People with senior HR jobs can implement foundations and behaviours in their companies to help make a noticeable increase in the number of female CEOs in the FTSE 100. Anyway, that’s a stance recently publicly taken by a crucial figure in the world of human resources: James Martin, who is in charge of HR at the leading Executive Search company Egon Zehnder in London. The company has opted to set what it has called an “audacious” goal to help lift the percentage of the FTSE 100’s CEOs who are female to 25% by 2025. But how can many other HR leaders help?
When James Martin speaks, the HR world should listen
As Egon Zehnder is a truly internationally successful company, with its headquarters in New York and revenues of US$663 million in 2013, we reckon that whatever James Martin says about HR should be taken into account by many HR leaders around the world. Here, we include many people in high-ranking HR jobs Hampshire companies, and other companies that Elite HR can serve, have. Hence, we think that he should be taken seriously when he says that, though the above mentioned goal for female CEOs is “entirely achievable”, nonetheless, “we may be able to exceed that target, both in terms of percentage and timing”.
A huge amount of genuinely revelatory research

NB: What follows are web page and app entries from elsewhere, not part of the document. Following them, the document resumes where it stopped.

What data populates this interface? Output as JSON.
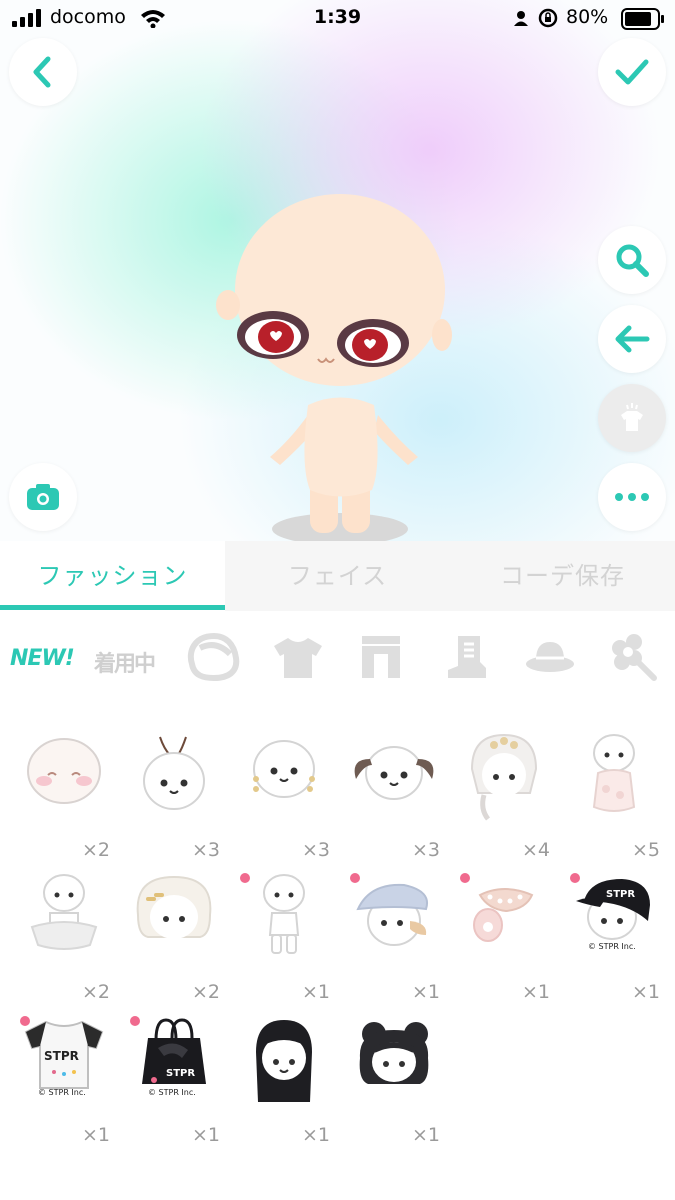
{
  "status_bar": {
    "carrier": "docomo",
    "time": "1:39",
    "battery": "80%"
  },
  "tabs": [
    {
      "label": "ファッション",
      "active": true
    },
    {
      "label": "フェイス",
      "active": false
    },
    {
      "label": "コーデ保存",
      "active": false
    }
  ],
  "categories": [
    {
      "label": "NEW!",
      "icon": "new-label"
    },
    {
      "label": "着用中",
      "icon": "wearing-label"
    },
    {
      "label": "",
      "icon": "hair-icon"
    },
    {
      "label": "",
      "icon": "shirt-icon"
    },
    {
      "label": "",
      "icon": "pants-icon"
    },
    {
      "label": "",
      "icon": "shoes-icon"
    },
    {
      "label": "",
      "icon": "hat-icon"
    },
    {
      "label": "",
      "icon": "accessory-icon"
    }
  ],
  "items": [
    {
      "name": "blush-face",
      "count": "×2",
      "new": false
    },
    {
      "name": "antenna-hair",
      "count": "×3",
      "new": false
    },
    {
      "name": "earrings",
      "count": "×3",
      "new": false
    },
    {
      "name": "twin-tail-hair",
      "count": "×3",
      "new": false
    },
    {
      "name": "flower-hair",
      "count": "×4",
      "new": false
    },
    {
      "name": "frill-outfit",
      "count": "×5",
      "new": false
    },
    {
      "name": "tutu-outfit",
      "count": "×2",
      "new": false
    },
    {
      "name": "bob-hair-clips",
      "count": "×2",
      "new": false
    },
    {
      "name": "white-body",
      "count": "×1",
      "new": true
    },
    {
      "name": "beret",
      "count": "×1",
      "new": true
    },
    {
      "name": "pearl-collar",
      "count": "×1",
      "new": true
    },
    {
      "name": "stpr-cap",
      "count": "×1",
      "new": true,
      "copyright": "© STPR Inc."
    },
    {
      "name": "stpr-tshirt",
      "count": "×1",
      "new": true,
      "copyright": "© STPR Inc."
    },
    {
      "name": "stpr-bag",
      "count": "×1",
      "new": true,
      "copyright": "© STPR Inc."
    },
    {
      "name": "long-black-hair",
      "count": "×1",
      "new": false
    },
    {
      "name": "curly-black-hair",
      "count": "×1",
      "new": false
    }
  ],
  "colors": {
    "accent": "#2cc8b4",
    "new_dot": "#f06a8e",
    "inactive_tab": "#d3d3d3"
  }
}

Martin has suggested that human resources could significantly help to reduce unconscious biases in selections of people to fill jobs. He has said that training could be delivered for the achievement of a reduction in unconscious biases. He has acknowledged the huge amount of research into factors that can prevent the most suitable people being recruited, developed and selected to serve as executives. He has pointed out, for example, how – in the 1970s – orchestras began using “blind auditions”, where they would listen to auditioning performers without allowing themselves to see them. This, he has noted, led to the selection of a much larger percentage of female performers.
Taking heed of this research could certainly help boost the number of females being chosen for executive positions, as there is evidence that selection bias could be leading to an unduly large number of men being selected for such positions. It has been found, for instance, that authority is associated with deep voices. Therefore, many women with typically high voices could be undeservedly missing out on HR jobs Portsmouth and many other companies offer.